*** Block opens ***

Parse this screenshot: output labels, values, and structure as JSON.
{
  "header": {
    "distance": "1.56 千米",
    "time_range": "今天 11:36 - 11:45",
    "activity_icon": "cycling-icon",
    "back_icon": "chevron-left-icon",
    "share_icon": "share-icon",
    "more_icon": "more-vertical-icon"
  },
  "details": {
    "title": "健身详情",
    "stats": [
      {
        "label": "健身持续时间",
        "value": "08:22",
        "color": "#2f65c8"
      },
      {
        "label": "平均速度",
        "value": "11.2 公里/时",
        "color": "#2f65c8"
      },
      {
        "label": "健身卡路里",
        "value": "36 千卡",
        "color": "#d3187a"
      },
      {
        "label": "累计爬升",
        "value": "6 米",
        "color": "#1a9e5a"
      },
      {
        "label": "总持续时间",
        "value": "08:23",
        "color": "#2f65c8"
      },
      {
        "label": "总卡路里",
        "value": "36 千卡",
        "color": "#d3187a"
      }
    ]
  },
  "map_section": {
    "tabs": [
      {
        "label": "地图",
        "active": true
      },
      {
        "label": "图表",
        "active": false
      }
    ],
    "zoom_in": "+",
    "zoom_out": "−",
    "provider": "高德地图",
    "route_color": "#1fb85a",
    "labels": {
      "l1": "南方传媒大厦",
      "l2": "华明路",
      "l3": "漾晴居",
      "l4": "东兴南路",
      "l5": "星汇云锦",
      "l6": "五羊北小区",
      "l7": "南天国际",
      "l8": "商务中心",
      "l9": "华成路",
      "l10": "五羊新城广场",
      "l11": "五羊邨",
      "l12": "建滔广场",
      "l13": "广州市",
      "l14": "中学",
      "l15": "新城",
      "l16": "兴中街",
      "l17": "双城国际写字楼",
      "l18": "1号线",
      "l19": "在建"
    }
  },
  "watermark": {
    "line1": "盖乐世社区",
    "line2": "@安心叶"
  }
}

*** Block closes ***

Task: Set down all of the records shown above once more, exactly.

Result below:
Parse this screenshot: output labels, values, and structure as JSON.
{
  "header": {
    "distance": "1.56 千米",
    "time_range": "今天 11:36 - 11:45",
    "activity_icon": "cycling-icon",
    "back_icon": "chevron-left-icon",
    "share_icon": "share-icon",
    "more_icon": "more-vertical-icon"
  },
  "details": {
    "title": "健身详情",
    "stats": [
      {
        "label": "健身持续时间",
        "value": "08:22",
        "color": "#2f65c8"
      },
      {
        "label": "平均速度",
        "value": "11.2 公里/时",
        "color": "#2f65c8"
      },
      {
        "label": "健身卡路里",
        "value": "36 千卡",
        "color": "#d3187a"
      },
      {
        "label": "累计爬升",
        "value": "6 米",
        "color": "#1a9e5a"
      },
      {
        "label": "总持续时间",
        "value": "08:23",
        "color": "#2f65c8"
      },
      {
        "label": "总卡路里",
        "value": "36 千卡",
        "color": "#d3187a"
      }
    ]
  },
  "map_section": {
    "tabs": [
      {
        "label": "地图",
        "active": true
      },
      {
        "label": "图表",
        "active": false
      }
    ],
    "zoom_in": "+",
    "zoom_out": "−",
    "provider": "高德地图",
    "route_color": "#1fb85a",
    "labels": {
      "l1": "南方传媒大厦",
      "l2": "华明路",
      "l3": "漾晴居",
      "l4": "东兴南路",
      "l5": "星汇云锦",
      "l6": "五羊北小区",
      "l7": "南天国际",
      "l8": "商务中心",
      "l9": "华成路",
      "l10": "五羊新城广场",
      "l11": "五羊邨",
      "l12": "建滔广场",
      "l13": "广州市",
      "l14": "中学",
      "l15": "新城",
      "l16": "兴中街",
      "l17": "双城国际写字楼",
      "l18": "1号线",
      "l19": "在建"
    }
  },
  "watermark": {
    "line1": "盖乐世社区",
    "line2": "@安心叶"
  }
}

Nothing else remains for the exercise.